Instructions for the task: Copy each line containing the word "icon" from the records that follow, please.

Provided entries:
##########
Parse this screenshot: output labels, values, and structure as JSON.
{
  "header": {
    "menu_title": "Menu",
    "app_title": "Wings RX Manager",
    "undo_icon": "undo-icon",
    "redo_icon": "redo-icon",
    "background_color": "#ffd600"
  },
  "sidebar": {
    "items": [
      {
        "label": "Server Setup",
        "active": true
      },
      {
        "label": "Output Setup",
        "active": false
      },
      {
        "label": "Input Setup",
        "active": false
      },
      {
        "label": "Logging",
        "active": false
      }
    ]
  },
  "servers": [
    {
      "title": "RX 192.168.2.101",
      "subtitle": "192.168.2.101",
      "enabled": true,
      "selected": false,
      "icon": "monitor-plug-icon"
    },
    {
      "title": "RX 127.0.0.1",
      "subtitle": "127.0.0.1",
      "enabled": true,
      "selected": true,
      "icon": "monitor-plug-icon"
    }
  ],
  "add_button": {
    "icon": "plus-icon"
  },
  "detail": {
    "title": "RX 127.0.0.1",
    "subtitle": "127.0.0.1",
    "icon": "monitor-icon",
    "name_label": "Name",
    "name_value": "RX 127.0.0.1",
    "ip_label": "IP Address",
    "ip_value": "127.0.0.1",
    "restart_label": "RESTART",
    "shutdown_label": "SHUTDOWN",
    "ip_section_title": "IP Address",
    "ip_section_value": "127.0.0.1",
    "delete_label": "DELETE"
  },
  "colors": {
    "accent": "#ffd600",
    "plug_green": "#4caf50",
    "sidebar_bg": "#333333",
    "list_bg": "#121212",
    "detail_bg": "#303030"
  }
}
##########
Written response:
    "undo_icon": "undo-icon",
    "redo_icon": "redo-icon",
      "icon": "monitor-plug-icon"
      "icon": "monitor-plug-icon"
    "icon": "plus-icon"
    "icon": "monitor-icon",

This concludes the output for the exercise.